Akron, United States: Phil Mickelson will try to maintain momentum and Tiger Woods will try to build some at the Bridgestone Invitational, an elite World Golf Championships event that is also a last tuneup for the PGA Championship.
Mickelson and Woods will both tee it up for the first time since the British Open, where Mickelson walked off with the Claret Jug while Woods was again unable to add to his tally of 14 major titles.
"It has been really a fun time," Mickelson said of the days since he lifted the trophy at Muirfield. "I'm just excited every day that I've got the Claret Jug and I get to look at it every day."
Like Woods, Mickelson said he was looking forward to a busy stretch of high-profile events.
"We have some big tournaments coming up. We've got the big event here, a World Golf Championship, we've got the PGA next week, and our FedEx Cup. So it's a lot of golf left.
"Right now I'm playing as well as I ever have and want to make sure I stay focused this week and next week because I think there's an opportunity to add to this year and make this year every bit as special as it can be. And I want to make sure I give myself every chance to play well because I've been playing some of my best golf the last few months, as you've seen and as the results have shown."
Mickelson hasn't won at Firestone Golf Club since 1996, when he captured the NEC World Series of Golf.
Woods, who had pocketed four US PGA Tour titles before the end of May to regain the world number one ranking, has notched seven victories at Firestone.
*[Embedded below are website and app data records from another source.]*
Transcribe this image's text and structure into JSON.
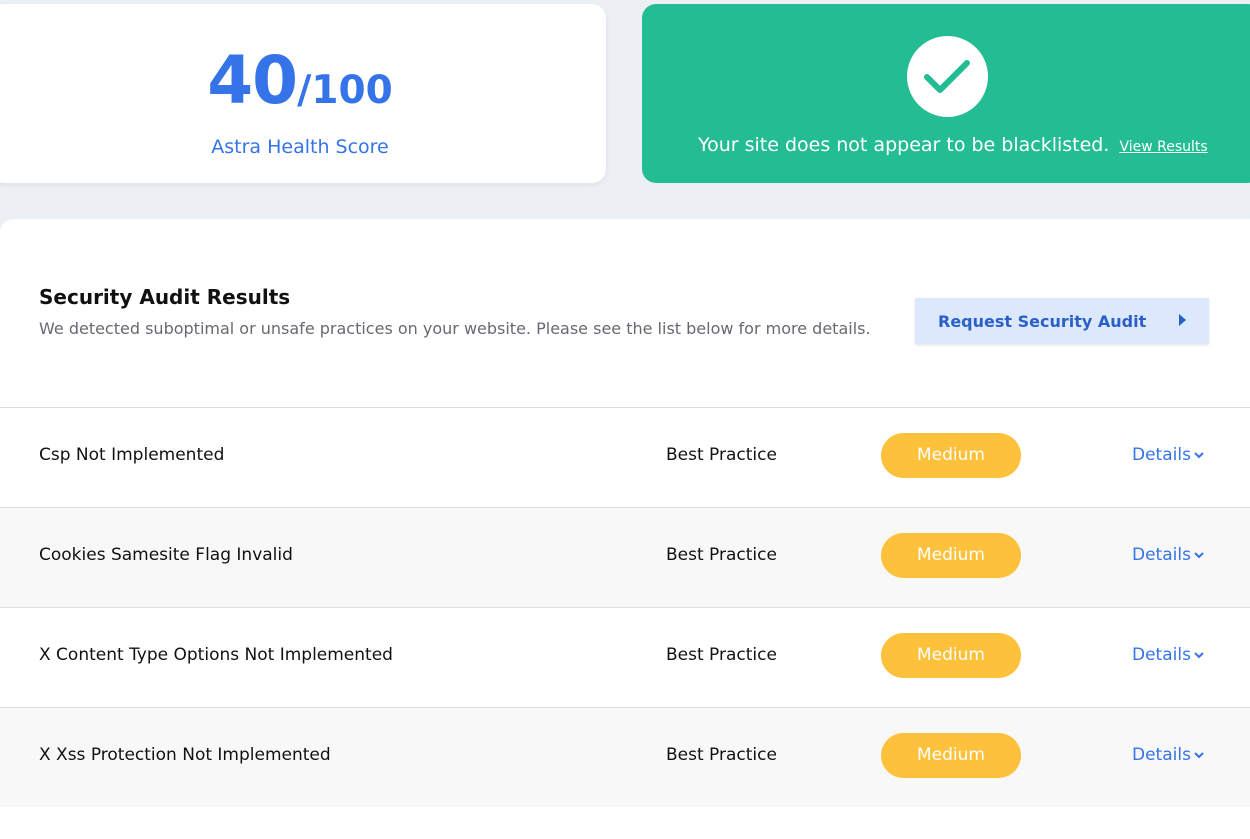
{
  "score": {
    "value": "40",
    "total": "/100",
    "label": "Astra Health Score"
  },
  "blacklist": {
    "message": "Your site does not appear to be blacklisted.",
    "link": "View Results",
    "icon": "check-icon"
  },
  "audit": {
    "title": "Security Audit Results",
    "description": "We detected suboptimal or unsafe practices on your website. Please see the list below for more details.",
    "request_button": "Request Security Audit",
    "rows": [
      {
        "name": "Csp Not Implemented",
        "category": "Best Practice",
        "severity": "Medium",
        "details": "Details"
      },
      {
        "name": "Cookies Samesite Flag Invalid",
        "category": "Best Practice",
        "severity": "Medium",
        "details": "Details"
      },
      {
        "name": "X Content Type Options Not Implemented",
        "category": "Best Practice",
        "severity": "Medium",
        "details": "Details"
      },
      {
        "name": "X Xss Protection Not Implemented",
        "category": "Best Practice",
        "severity": "Medium",
        "details": "Details"
      }
    ]
  },
  "colors": {
    "accent": "#3474e8",
    "success": "#24bc93",
    "medium_badge": "#fdc13b",
    "button_bg": "#dce8fb"
  }
}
It would seem to be just the place for him to sharpen his game for a last major bid of 2013, at Oak Hill next week.
"I feel comfortable on this golf course, and I think that's the key," Woods said. "I've played it when it's been baked out and fast and is hard and other times when it's soft and slow. And the guys are saying it's a little bit softer right now, but the greens are up to speed."
Woods acknowledged that he felt he let an opportunity slip away at Muirfield, where he finished equal sixth after starting the final round tied for second.
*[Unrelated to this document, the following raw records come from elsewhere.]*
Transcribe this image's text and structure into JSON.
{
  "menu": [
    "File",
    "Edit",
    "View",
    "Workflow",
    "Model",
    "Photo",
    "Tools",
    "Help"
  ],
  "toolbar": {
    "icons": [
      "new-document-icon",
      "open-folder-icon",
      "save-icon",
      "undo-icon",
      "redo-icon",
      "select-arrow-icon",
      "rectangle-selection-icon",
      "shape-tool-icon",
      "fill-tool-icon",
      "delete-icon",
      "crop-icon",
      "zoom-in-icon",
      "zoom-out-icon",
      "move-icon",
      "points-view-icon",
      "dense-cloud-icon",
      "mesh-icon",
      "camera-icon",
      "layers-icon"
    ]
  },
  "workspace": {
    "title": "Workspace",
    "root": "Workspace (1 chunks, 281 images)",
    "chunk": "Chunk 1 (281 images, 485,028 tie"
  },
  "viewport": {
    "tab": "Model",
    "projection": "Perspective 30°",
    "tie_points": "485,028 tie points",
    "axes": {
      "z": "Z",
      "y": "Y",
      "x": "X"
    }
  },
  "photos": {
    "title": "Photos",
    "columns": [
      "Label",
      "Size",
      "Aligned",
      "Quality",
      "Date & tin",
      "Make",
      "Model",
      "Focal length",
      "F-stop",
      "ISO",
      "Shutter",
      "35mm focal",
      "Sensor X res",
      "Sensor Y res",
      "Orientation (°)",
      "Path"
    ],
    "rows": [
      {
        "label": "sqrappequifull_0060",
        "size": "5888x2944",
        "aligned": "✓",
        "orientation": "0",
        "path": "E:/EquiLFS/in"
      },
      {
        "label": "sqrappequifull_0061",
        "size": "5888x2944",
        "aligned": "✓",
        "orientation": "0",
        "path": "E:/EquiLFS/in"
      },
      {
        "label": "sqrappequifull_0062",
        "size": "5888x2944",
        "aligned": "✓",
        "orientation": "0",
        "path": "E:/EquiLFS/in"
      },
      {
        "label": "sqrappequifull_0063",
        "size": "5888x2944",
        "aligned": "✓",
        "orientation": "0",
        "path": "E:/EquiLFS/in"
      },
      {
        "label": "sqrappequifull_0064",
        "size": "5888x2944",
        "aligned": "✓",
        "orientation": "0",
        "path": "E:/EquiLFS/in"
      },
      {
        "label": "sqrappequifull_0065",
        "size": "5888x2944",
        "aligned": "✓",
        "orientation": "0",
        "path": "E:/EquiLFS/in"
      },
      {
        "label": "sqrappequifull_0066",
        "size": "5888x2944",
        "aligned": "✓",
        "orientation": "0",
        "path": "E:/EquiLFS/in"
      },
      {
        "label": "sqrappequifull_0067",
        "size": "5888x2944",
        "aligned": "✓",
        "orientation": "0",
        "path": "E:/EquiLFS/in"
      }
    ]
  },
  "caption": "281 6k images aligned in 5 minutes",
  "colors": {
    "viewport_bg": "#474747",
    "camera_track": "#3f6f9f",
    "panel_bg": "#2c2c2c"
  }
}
"I had a chance to win and didn't get quite it done on Sunday," Woods said. "There were so many positives to the week, how well I hit it and how well I played. Looking back on it, the only difference is I just didn't get the feel of those greens the last few days, and I didn't make the adjustments.
"That's my fault for not making the adjustments."
Woods should be able to adjust to anything Firestone throws at him. He owns the lowest 72-hole score -- 21-under in 2000 -- at the Bridgestone Invitational, as well as the 18-hole record of 61 he posted that year, when he won by 11 strokes. Woods has also won the title twice in playoffs.
"I've done it all different ways, that's the thing," Woods said. "Some years I've striped it and have really played well, and other years I've hit it all over the lot and had to be creative, and I've chipped and putted and holed out."
The spotlight this week will also fall on Rory McIlroy, desperately trying to find his form with his defense of the PGA Championship title he won at Kiawah Island last year approaching.
McIlroy opened the British Open with a 79 en route to missing the cut by four strokes. He hasn't won a tournament all year, with pundits pointing to everything from his change in equipment to his romance with Danish tennis star Caroline Wozniacki as factors in his fade.
The 24-year-old from Northern Ireland is hoping that like last year, a strong showing at Firestone will prove the start of a late-season surge. In 2012 he finished fifth in the Bridgestone, won his second major title at the PGA Championship and won two of the US tour's prestigious playoff events.
"It's a great golf course," McIlroy said. "It's a golf course I feel like I can do well on ... if something similar could happen like it did last year, get a good finish here or get into contention, obviously that would set me up for the last major of the season and going on from there, set me up for the great end of the year."